Mehra, who used to travel to his office off Tobin Road near Sinthee regularly before the bridge collapsed, said: "My sons still go but I don't go every day."

As the cars crawled in between indefinite standstills, people looked out at the gridlock below from balconies of apartments lining the lane.

Ashok Saraogi, 49, who lives a few blocks from the Mehras, had a hard time crossing the road on foot. "Earlier, this road used to be so empty that one could cross it blindfolded," he said.

The driver of an empty yellow taxi got off during one of the many long pauses in traffic flow. He was heard ruing over the cellphone his "blunder" of taking a passenger to Behala.

As our car trudged closer to BP Poddar Hospital, a bike on the right swerved to the left and wriggled through an inch of space available. It almost hit another bike coming from behind and eyeing the same space. But only smiles were exchanged between the riders, no abuses, perhaps because of the shared agony.

It was 10.20am when our car entered Humayun Kabir Sarani. When we left it, the wristwatch showed 11.15am. The distance covered was a little less than 1km.

After going past BP Poddar, the cars were directed along Suruchi Sangha club and Station Road to Chetla Road. The next traffic hold-up was at Chetla haat, the crossing of Chetla Road and Rakhal Das Auddy Road. It took 30 minutes to clear. The cars went past a line of shops, selling everything from puja items to silver jewellery.

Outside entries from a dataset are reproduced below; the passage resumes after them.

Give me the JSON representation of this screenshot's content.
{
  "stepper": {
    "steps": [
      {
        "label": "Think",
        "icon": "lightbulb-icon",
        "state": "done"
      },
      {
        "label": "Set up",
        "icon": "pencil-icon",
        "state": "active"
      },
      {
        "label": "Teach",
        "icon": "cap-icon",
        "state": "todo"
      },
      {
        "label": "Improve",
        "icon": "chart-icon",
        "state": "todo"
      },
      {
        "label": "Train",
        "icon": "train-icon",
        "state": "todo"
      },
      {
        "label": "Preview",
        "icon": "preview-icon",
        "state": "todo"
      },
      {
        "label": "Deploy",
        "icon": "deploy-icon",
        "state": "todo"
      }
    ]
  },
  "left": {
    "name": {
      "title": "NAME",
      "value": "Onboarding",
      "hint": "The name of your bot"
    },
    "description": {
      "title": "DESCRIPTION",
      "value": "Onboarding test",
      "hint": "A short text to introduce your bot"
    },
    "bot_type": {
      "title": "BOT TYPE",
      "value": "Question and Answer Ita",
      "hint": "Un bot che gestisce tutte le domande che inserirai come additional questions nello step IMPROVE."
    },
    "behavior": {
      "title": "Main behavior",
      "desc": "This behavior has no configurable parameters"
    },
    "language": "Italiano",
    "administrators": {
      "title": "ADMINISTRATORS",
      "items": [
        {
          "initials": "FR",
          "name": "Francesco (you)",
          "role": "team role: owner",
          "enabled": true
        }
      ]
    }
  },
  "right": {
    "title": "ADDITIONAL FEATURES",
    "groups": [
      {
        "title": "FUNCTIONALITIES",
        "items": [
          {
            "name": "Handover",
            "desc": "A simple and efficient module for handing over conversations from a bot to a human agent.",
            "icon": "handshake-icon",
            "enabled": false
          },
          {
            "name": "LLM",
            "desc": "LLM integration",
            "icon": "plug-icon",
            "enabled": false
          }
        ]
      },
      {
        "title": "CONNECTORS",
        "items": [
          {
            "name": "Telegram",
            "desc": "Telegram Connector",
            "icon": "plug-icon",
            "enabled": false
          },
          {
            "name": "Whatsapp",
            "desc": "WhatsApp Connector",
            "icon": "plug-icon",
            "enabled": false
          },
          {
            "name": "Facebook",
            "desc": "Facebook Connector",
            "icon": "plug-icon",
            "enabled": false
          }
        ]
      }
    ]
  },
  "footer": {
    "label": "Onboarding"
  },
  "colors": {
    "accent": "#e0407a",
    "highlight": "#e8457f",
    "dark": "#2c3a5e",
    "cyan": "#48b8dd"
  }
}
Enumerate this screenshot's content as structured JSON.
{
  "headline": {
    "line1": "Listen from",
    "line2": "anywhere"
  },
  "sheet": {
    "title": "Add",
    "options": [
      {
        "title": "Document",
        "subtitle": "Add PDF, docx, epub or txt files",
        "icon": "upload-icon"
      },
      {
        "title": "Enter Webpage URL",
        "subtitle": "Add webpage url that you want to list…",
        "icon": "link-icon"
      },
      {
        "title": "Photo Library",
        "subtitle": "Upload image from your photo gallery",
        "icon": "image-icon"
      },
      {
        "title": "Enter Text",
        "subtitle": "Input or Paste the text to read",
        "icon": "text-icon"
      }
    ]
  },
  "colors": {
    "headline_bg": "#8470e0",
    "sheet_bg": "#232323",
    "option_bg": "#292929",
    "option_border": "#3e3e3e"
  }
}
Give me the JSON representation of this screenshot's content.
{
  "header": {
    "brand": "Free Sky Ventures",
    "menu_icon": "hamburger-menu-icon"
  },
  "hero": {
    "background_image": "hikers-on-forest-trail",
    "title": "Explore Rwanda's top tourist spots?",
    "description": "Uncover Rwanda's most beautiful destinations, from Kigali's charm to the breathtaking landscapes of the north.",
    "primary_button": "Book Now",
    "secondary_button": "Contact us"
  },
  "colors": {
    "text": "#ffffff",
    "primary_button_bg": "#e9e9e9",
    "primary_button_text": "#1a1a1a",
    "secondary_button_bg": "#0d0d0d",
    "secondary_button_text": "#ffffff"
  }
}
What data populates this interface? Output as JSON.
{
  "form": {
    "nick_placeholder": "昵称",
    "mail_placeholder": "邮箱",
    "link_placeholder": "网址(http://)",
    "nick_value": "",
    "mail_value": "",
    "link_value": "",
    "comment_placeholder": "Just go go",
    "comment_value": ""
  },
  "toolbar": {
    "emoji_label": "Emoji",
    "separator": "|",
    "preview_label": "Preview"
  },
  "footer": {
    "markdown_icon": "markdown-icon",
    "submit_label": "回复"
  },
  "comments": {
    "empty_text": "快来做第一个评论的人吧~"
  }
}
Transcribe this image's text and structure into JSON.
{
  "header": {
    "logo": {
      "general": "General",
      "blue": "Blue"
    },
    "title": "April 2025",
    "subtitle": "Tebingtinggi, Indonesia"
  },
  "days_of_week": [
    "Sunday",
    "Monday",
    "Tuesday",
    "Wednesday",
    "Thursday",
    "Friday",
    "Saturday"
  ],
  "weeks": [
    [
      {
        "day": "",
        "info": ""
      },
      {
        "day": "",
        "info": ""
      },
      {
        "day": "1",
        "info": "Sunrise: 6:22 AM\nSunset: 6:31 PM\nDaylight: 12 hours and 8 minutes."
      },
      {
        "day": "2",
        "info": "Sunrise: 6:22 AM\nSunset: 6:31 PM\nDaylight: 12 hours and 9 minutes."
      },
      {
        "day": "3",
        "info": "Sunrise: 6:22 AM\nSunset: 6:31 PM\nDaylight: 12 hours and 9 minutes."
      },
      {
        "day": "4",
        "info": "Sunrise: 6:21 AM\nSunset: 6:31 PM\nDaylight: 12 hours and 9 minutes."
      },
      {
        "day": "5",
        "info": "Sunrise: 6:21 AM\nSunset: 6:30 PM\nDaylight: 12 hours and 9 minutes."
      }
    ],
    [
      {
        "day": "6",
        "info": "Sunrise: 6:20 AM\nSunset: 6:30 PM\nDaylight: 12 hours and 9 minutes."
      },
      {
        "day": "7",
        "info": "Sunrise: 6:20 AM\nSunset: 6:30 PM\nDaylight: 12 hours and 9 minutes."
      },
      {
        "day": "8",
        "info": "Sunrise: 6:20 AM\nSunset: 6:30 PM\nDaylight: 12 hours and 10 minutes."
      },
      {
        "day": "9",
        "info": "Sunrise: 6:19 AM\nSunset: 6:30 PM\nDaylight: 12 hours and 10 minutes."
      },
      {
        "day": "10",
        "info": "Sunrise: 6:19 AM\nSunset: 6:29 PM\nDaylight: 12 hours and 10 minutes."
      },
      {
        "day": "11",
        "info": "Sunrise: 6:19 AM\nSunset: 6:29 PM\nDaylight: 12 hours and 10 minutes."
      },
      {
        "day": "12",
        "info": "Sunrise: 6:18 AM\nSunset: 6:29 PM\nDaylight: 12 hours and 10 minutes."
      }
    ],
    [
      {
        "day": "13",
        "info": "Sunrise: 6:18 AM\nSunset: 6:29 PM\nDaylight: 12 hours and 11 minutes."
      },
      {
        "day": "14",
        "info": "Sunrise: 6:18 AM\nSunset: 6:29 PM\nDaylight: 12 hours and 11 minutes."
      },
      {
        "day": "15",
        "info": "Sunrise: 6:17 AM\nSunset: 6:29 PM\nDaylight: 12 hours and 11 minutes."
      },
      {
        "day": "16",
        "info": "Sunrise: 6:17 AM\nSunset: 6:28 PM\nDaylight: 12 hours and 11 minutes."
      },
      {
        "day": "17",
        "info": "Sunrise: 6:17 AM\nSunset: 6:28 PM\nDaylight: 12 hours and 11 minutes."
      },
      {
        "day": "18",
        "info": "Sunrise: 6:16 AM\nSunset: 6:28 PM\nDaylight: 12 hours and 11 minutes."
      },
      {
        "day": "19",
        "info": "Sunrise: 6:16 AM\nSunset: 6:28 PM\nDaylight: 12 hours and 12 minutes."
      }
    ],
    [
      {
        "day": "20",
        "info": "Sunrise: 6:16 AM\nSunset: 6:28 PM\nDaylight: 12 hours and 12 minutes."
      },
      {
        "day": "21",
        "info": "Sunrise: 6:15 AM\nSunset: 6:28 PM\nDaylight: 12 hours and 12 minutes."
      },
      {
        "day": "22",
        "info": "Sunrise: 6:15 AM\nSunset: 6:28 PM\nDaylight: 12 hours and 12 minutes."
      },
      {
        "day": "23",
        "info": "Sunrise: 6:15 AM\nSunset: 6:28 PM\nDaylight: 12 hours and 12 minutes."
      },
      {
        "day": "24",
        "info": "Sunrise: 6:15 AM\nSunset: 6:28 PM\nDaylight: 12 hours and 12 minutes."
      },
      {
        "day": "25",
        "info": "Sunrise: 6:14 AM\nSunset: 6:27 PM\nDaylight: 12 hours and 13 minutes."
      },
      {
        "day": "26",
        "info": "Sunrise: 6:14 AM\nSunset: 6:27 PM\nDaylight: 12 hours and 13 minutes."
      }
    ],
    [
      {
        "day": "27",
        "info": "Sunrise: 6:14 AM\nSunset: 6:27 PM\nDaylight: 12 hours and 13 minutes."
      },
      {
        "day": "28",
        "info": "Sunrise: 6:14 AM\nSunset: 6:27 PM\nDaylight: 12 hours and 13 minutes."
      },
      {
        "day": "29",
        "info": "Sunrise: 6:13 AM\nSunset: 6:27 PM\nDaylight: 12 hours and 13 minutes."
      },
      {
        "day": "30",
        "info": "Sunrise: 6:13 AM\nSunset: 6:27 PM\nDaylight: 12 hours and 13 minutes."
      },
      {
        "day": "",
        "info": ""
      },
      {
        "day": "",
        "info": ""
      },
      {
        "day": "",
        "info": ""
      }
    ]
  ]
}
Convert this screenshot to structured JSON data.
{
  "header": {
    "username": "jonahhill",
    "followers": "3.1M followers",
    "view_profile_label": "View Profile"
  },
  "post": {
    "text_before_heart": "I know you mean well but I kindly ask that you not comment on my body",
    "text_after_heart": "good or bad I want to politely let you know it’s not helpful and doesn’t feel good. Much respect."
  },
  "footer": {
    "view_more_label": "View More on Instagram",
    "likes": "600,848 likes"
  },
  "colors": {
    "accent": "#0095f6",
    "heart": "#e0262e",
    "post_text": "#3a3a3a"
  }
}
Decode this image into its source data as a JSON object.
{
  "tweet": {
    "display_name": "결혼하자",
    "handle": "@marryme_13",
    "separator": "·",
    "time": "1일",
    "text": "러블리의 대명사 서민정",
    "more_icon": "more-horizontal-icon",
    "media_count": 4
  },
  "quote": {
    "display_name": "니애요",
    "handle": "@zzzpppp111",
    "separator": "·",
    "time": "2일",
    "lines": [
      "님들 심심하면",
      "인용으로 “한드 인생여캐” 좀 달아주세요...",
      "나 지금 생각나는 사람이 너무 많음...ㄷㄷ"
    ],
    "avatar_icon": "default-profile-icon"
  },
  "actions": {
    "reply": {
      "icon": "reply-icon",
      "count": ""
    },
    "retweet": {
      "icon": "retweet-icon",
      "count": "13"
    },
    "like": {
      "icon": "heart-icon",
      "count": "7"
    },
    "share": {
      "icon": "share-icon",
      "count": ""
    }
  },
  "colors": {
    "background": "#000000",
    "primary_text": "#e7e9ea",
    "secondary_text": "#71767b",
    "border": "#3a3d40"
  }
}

From Chetla Road, we turned left to enter Gopal Nagar Road. The rest of the journey, via Judges Court Road, a brief stint on AJC Bose Road and Red Road, though interrupted by traffic signals, was like a breath of fresh air.